Bichon Frises should be bathed monthly with a gentle shampoo to keep their fluffy coats looking tip-top. Their low-shedding fur means you won’t have to bathe them as often as some other breeds.

Can Bichon Frises be left alone for long periods?

Like a st■ animal left alone at night, Bichon Frises shouldn’t be left solo for too long. These social pups thrive on companionship and can become anxious without regular interaction. Keep ’em company, or you’ll hear the whines.

Is it common for Bichon Frises to have allergies?

Bichons are often prone to allergies, both environmental and food-based. Proper diet, grooming, and veterinary care can help manage these pesky sensitivities. Consult your vet to identify and address any allergy issues your Bichon may face.

How much exercise do Bichon Frises need daily?

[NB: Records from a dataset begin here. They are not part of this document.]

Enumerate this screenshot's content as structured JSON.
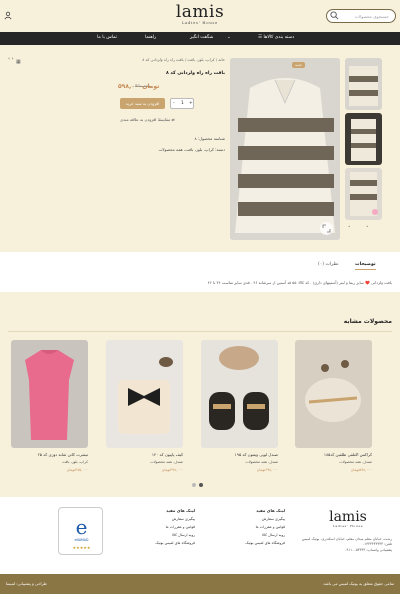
{
  "header": {
    "search_placeholder": "جستجوی محصولات",
    "logo_word": "lamis",
    "logo_tagline": "Ladies' House"
  },
  "nav": {
    "categories": "دسته بندی کالاها",
    "shop": "شگفت انگیز",
    "guide": "راهنما",
    "contact": "تماس با ما"
  },
  "product": {
    "breadcrumb": "خانه / کراپ، بلوز، بافت / بافت راه راه ولزدانی کد ۸",
    "title": "بافت راه راه ولزدانی کد ۸",
    "new_badge": "جدید",
    "price_old": "۹۵۰,۰۰۰",
    "price_new": "۵۹۸,۰۰۰تومان",
    "qty": "1",
    "add_to_cart": "افزودن به سبد خرید",
    "compare": "مقایسه",
    "wishlist": "افزودن به علاقه مندی",
    "sku": "شناسه محصول: ۸",
    "category": "دسته: کراپ، بلوز، بافت، همه محصولات"
  },
  "tabs": {
    "description": "توضیحات",
    "reviews": "نظرات (۰)",
    "description_text": "بافت ولزدانی ❤️ سایز ریما و لیتر (آستینهای داری) . کد کالا: ۵۵ قد آستین از سرشانه ۴۶ . قدی سایز مناسب ۳۶ تا ۴۶"
  },
  "related": {
    "title": "محصولات مشابه",
    "items": [
      {
        "name": "کراکس اکتلفی ظلفین کد۱۸۵",
        "cat": "صندل، همه محصولات",
        "price": "۵۹۸,۰۰۰تومان"
      },
      {
        "name": "صندل لوپی ویتتون کد ۱۹۵",
        "cat": "صندل، همه محصولات",
        "price": "۶۹۸,۰۰۰تومان"
      },
      {
        "name": "کیف پاپیون کد ۱۴۰",
        "cat": "صندل، همه محصولات",
        "price": "۳۹۸,۰۰۰تومان"
      },
      {
        "name": "تیشرت کاتن شانه دوزی کد ۲۵",
        "cat": "کراپ، بلوز، بافت",
        "price": "۳۸۵,۰۰۰تومان"
      }
    ]
  },
  "footer": {
    "logo_word": "lamis",
    "logo_tagline": "Ladies' House",
    "about": "رشت، خیابان معلم میدان معلم، خیابان اسکندری، بوتیک لمیس",
    "phone": "تلفن: ۰۱۳۳۳۳۳۳۳۳۳",
    "mobile": "پشتیبانی واتساپ: ۰۹۱۱۰۰۵۳۳۴۳",
    "links1_title": "لینک های مفید",
    "links1": [
      "پیگیری سفارش",
      "قوانین و مقررات ما",
      "رویه ارسال کالا",
      "فروشگاه های لمیس بوتیک"
    ],
    "links2_title": "لینک های مفید",
    "links2": [
      "پیگیری سفارش",
      "قوانین و مقررات ما",
      "رویه ارسال کالا",
      "فروشگاه های لمیس بوتیک"
    ],
    "enamad_label": "eNAMAD",
    "copyright": "تمامی حقوق متعلق به بوتیک لمیس می باشد.",
    "designer": "طراحی و پشتیبانی: لمیسا"
  },
  "colors": {
    "accent": "#c9a46e",
    "nav_bg": "#262626",
    "page_bg": "#f7f1dc",
    "bottom_bar": "#8a7644"
  }
}
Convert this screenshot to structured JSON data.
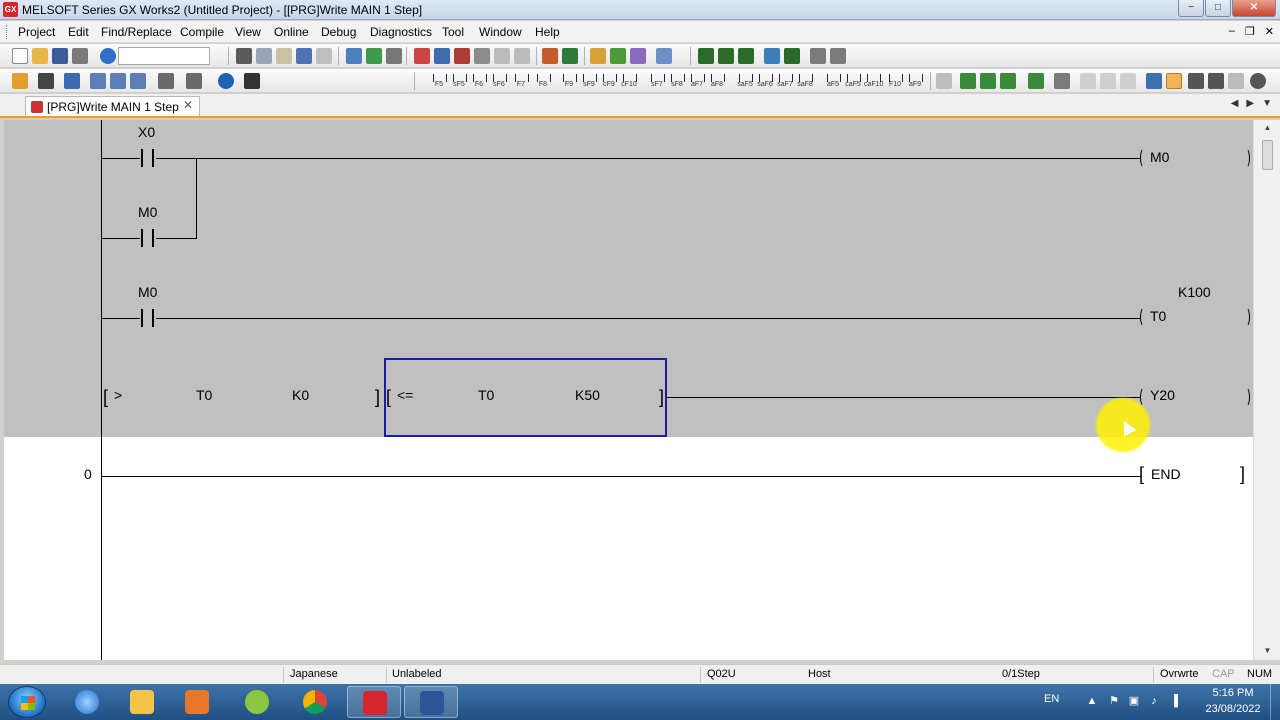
{
  "window": {
    "title": "MELSOFT Series GX Works2 (Untitled Project) - [[PRG]Write MAIN 1 Step]",
    "app_icon": "GX"
  },
  "menu": {
    "items": [
      "Project",
      "Edit",
      "Find/Replace",
      "Compile",
      "View",
      "Online",
      "Debug",
      "Diagnostics",
      "Tool",
      "Window",
      "Help"
    ]
  },
  "tab": {
    "label": "[PRG]Write MAIN 1 Step",
    "close": "✕"
  },
  "fkeys": [
    "F5",
    "sF5",
    "F6",
    "sF6",
    "F7",
    "F8",
    "F9",
    "sF9",
    "cF9",
    "cF10",
    "sF7",
    "sF8",
    "aF7",
    "aF8",
    "saF5",
    "saF6",
    "saF7",
    "saF8",
    "aF5",
    "caF5",
    "caF10",
    "F10",
    "aF9"
  ],
  "ladder": {
    "rungs": [
      {
        "contact1": "X0",
        "contact2": "M0",
        "coil": "M0"
      },
      {
        "contact": "M0",
        "coil": "T0",
        "setting": "K100"
      },
      {
        "compare1": {
          "op": ">",
          "a": "T0",
          "b": "K0"
        },
        "compare2": {
          "op": "<=",
          "a": "T0",
          "b": "K50"
        },
        "coil": "Y20"
      }
    ],
    "end": {
      "step": "0",
      "instruction": "END"
    }
  },
  "status": {
    "language": "Japanese",
    "label": "Unlabeled",
    "cpu": "Q02U",
    "connection": "Host",
    "steps": "0/1Step",
    "mode": "Ovrwrte",
    "caps": "CAP",
    "num": "NUM"
  },
  "taskbar": {
    "lang": "EN",
    "time": "5:16 PM",
    "date": "23/08/2022"
  },
  "colors": {
    "selection_bg": "#c0c0c0",
    "cursor": "#1c1c9c",
    "highlight": "#fff000",
    "tab_accent": "#f39b22"
  }
}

You’ll be pleased to know Bichons thrive on moderate daily exercise – a couple brisk walks and some indoor playtime. Their lively nature means they’ll keep you on your toes, but it’s all part of the fun!

What are the common health issues in Bichon Frises?

Bichons are prone to pesky health issues like diabetes, eye trouble, bladder stones, and dental disease. But don’t worry – with proper care, they can still wag happily for 12-15 years!


Admittedly, the expected duration of a Bichon Frise may appear intimidating. However, by providing your cherished companion with suitable nourishment, regular veterinary attention, and averting hereditary ailments, you can guarantee that your Bichon Frise enjoys a protracted and robust existence.

With an average lifespan of 12-15 years, Bichon Frises make exceptional, dedicated companions when their distinct healthcare requirements are fulfilled. By adhering to the specified recommendations, you’ll optimize your Bichon’s longevity and savor countless joyful years together.

Avatar for Mutasim Sweileh

Mutasim Sweileh

Mutasim is the founder and editor-in-chief with a team of qualified veterinarians, their goal? Simple. Break the jargon and help you make the right decisions for your furry four-legged friends.